venerdì 16 settembre 2016

Propagation News – 18 September 2016

The solar flux index followed the NOAA prediction this week, declining to 85 by Thursday. Geomagnetic conditions were regrettably not as settled as we would have liked, with the K-index hitting three at times thanks to a continued high speed solar wind stream from a coronal hole. Luckily, no Earth-directed coronal mass ejections were observed and there were no major solar flares.

This weekend, and early next week, NOAA predicts geomagnetic conditions will continue to be unsettled, with a maximum planetary K-index of four at times.
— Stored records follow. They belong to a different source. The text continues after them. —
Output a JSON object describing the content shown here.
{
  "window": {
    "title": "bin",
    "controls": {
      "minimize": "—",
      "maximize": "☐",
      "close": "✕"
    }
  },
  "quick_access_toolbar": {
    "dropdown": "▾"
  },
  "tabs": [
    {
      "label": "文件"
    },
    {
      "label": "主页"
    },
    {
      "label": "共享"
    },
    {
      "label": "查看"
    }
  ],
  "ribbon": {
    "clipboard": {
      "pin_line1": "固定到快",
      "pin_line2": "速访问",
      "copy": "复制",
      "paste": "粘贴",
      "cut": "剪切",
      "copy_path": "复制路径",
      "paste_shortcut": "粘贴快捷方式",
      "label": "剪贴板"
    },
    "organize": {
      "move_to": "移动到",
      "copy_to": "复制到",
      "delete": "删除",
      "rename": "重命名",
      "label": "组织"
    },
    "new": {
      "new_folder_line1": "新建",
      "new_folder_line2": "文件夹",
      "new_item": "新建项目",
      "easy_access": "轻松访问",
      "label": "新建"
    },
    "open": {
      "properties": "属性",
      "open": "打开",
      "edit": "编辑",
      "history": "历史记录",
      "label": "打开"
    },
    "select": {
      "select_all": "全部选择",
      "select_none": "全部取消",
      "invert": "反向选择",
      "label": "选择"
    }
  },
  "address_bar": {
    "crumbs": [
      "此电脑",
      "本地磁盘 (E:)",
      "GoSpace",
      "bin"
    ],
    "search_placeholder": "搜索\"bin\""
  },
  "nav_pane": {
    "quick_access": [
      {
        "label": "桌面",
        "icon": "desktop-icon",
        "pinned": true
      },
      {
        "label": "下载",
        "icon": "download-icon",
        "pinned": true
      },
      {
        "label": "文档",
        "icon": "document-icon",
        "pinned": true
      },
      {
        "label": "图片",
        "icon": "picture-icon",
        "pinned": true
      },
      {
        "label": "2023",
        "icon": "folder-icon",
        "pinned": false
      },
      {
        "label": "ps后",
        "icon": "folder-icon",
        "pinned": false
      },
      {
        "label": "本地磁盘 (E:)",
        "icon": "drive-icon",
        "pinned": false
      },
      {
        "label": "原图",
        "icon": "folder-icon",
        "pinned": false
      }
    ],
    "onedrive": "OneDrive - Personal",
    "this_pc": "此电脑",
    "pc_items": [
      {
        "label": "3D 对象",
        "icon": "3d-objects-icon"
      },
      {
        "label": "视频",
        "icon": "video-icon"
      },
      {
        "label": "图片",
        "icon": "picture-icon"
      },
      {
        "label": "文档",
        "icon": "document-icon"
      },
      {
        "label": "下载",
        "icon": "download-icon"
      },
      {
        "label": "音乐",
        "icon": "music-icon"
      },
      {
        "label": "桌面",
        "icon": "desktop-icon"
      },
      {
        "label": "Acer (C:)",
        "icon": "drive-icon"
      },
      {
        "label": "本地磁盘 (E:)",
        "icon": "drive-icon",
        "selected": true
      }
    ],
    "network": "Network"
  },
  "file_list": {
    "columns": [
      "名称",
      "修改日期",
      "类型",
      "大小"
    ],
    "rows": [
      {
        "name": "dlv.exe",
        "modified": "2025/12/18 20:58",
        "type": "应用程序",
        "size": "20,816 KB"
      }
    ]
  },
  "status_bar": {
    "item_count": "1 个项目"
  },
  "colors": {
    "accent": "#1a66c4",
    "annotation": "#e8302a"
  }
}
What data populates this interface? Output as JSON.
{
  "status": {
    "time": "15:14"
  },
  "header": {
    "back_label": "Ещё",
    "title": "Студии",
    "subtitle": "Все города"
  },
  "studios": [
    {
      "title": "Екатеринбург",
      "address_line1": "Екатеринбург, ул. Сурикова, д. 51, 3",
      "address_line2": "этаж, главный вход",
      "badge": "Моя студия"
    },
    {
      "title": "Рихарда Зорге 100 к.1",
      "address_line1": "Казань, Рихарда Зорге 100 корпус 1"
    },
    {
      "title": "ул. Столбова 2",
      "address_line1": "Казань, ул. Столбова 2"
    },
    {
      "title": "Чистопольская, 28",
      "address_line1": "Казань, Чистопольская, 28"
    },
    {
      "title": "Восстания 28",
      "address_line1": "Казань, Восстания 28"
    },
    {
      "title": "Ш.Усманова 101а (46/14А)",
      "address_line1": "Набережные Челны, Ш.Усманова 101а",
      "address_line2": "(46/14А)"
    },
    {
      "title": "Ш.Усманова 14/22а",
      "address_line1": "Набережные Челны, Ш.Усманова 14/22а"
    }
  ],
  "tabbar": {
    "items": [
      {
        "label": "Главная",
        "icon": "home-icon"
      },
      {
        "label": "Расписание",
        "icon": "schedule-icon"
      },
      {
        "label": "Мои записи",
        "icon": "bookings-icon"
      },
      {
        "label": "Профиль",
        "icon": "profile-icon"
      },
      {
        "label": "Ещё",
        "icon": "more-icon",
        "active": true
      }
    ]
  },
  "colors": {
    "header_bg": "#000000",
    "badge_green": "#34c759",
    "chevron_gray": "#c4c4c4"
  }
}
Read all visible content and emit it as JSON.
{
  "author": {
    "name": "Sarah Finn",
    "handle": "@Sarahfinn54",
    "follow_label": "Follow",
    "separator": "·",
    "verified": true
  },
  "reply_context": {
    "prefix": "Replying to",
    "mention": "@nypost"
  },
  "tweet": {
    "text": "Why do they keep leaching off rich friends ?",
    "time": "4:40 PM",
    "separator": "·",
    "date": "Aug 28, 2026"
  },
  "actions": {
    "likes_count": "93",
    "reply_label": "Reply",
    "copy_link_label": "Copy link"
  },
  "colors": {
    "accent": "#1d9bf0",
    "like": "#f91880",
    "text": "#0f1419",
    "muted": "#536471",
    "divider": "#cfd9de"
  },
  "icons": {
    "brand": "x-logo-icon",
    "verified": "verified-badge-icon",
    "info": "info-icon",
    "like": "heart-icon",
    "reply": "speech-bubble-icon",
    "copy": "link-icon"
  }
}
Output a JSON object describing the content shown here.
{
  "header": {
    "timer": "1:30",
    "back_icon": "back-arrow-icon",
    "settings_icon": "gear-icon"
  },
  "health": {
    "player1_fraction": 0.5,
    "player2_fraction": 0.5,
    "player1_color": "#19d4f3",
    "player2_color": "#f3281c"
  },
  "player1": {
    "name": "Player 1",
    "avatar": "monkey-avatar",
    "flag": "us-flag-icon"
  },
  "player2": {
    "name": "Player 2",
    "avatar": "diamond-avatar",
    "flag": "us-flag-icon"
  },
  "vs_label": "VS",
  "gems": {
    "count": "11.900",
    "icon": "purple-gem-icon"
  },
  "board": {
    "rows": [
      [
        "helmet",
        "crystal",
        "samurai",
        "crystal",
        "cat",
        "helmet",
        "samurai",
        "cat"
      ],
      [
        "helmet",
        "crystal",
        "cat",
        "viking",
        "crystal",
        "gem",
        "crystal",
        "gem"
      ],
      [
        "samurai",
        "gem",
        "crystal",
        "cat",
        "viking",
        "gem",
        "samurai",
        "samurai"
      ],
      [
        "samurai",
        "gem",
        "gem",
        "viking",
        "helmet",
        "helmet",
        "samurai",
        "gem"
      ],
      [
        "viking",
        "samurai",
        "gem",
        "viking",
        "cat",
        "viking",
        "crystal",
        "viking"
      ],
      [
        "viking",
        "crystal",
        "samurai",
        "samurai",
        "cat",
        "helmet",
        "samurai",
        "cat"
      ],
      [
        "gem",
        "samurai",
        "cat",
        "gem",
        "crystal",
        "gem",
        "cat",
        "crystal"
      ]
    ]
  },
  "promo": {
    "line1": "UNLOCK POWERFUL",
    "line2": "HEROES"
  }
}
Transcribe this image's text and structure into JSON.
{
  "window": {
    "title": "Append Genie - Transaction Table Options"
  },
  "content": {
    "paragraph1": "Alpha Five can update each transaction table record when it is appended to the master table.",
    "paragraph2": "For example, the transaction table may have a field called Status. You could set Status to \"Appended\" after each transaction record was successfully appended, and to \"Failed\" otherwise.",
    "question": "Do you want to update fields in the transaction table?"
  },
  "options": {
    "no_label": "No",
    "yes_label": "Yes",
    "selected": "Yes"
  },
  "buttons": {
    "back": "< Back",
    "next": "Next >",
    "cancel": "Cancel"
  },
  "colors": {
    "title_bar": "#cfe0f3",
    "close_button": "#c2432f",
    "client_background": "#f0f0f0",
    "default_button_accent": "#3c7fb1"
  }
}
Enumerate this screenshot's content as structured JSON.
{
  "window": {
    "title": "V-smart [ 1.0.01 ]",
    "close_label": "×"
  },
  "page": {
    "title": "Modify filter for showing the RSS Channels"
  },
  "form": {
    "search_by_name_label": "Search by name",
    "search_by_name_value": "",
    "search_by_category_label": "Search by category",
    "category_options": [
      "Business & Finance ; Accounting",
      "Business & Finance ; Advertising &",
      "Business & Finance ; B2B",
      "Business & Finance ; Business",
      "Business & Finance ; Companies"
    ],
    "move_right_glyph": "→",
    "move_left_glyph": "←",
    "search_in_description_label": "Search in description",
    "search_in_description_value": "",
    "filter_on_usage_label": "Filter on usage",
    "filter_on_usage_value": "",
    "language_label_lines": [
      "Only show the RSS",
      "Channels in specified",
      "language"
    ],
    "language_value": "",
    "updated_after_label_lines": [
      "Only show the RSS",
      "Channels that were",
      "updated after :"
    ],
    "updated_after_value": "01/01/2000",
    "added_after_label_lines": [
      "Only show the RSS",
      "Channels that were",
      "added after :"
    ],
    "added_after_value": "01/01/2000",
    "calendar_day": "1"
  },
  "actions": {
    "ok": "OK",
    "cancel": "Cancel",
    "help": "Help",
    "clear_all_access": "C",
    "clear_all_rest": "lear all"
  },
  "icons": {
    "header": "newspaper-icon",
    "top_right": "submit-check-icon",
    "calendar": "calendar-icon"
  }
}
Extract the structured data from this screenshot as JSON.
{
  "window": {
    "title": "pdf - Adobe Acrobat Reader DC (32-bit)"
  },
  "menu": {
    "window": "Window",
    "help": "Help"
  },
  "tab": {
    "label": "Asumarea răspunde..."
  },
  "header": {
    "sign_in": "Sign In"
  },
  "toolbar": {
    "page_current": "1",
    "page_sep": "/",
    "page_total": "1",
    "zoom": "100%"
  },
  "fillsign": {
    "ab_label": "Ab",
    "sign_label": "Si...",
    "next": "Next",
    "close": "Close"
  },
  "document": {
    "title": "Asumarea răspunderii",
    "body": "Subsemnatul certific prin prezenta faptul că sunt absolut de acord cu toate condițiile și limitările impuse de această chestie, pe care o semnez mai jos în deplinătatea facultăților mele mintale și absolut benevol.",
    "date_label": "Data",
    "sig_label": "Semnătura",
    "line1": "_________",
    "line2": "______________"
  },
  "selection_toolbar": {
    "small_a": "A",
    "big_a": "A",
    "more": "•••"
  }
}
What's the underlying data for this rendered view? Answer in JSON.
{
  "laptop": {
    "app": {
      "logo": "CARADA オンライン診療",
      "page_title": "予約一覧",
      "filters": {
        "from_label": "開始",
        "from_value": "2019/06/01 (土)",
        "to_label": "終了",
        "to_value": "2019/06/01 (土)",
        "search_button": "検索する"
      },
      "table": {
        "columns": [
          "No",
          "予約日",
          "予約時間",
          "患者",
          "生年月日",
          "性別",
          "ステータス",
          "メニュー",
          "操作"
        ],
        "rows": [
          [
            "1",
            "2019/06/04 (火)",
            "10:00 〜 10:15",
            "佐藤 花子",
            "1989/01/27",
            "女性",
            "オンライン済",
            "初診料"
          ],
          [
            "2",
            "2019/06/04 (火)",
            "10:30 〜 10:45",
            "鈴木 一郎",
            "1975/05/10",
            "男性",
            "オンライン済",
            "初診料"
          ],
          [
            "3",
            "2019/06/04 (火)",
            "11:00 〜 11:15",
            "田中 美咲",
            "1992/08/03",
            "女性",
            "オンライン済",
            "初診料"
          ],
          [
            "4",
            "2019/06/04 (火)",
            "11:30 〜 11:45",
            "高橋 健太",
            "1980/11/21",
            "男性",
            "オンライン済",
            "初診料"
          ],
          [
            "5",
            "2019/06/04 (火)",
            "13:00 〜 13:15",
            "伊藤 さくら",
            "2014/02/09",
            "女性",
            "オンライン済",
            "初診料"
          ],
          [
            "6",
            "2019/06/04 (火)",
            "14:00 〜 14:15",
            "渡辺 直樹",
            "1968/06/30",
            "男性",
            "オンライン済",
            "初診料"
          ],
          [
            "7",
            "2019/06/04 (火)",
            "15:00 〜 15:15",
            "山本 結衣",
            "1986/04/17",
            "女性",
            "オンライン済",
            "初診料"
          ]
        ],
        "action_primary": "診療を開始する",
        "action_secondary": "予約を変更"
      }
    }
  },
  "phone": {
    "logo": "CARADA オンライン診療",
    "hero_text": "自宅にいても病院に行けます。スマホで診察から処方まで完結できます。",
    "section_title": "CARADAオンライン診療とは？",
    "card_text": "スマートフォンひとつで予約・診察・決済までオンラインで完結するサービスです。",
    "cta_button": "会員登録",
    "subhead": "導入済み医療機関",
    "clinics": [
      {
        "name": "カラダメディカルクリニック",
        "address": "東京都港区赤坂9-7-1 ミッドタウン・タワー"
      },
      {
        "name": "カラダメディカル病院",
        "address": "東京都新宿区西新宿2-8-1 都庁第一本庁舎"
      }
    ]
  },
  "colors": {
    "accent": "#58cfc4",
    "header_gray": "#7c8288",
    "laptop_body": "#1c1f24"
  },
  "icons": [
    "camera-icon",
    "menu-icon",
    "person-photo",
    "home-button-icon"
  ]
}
Next weekend, the 24th and 25th, may however be a little more settled.
The Sun is looking fairly spotless at the moment and the solar flux index is predicted to be a lacklustre 75 to 80.
Band conditions continue to improve, although maximum usable frequencies are being suppressed by the lack of sunspots.

The good news is we have the autumnal equinox this week, and so are at an optimum time for north-south paths on HF, such as UK to South Africa and South America.

September can also offer some good opportunities for grey-line propagation on the lower bands around sunrise.
Andy, M0NKR reports 40m has been good to the Pacific this week. He also worked Ken, T32AZ on East Kiribati on 20 metres, so it is all about being on the right band at the right time.

VHF and up propagation:

Late summer is the classic high pressure season of the year. Together with early morning mist and fog, there are plenty of reasons why VHF and UHF tropo should be on your operating schedule.

At the end of the hot weather last week, conditions fell off a little, but there were some huge thunderstorms, which produced rain scatter right down to 1.3 GHz.

This week there will be high pressure just to the south of Britain and partially over southern areas at times. This should offer good tropo across the southern half of the country down to the south over France and Germany overnight as the surface cools.

Daytime heating usually destroys any surface night-time temperature inversions, which are needed for tropo. The downside is that there may be a series of lows tracking over the north, which means winds and rain and no tropo.
It’s the late show for EME operators in the early part of this week with moonrise in the early evening, getting later as the week progresses.

Lengthening Moon windows push moonset out to early afternoon at the end of the week. Lowest losses will occur early in the week.

The Orionids meteor shower continues, with no large peak, into November, so continue to look out for enhanced meteor scatter conditions this coming week.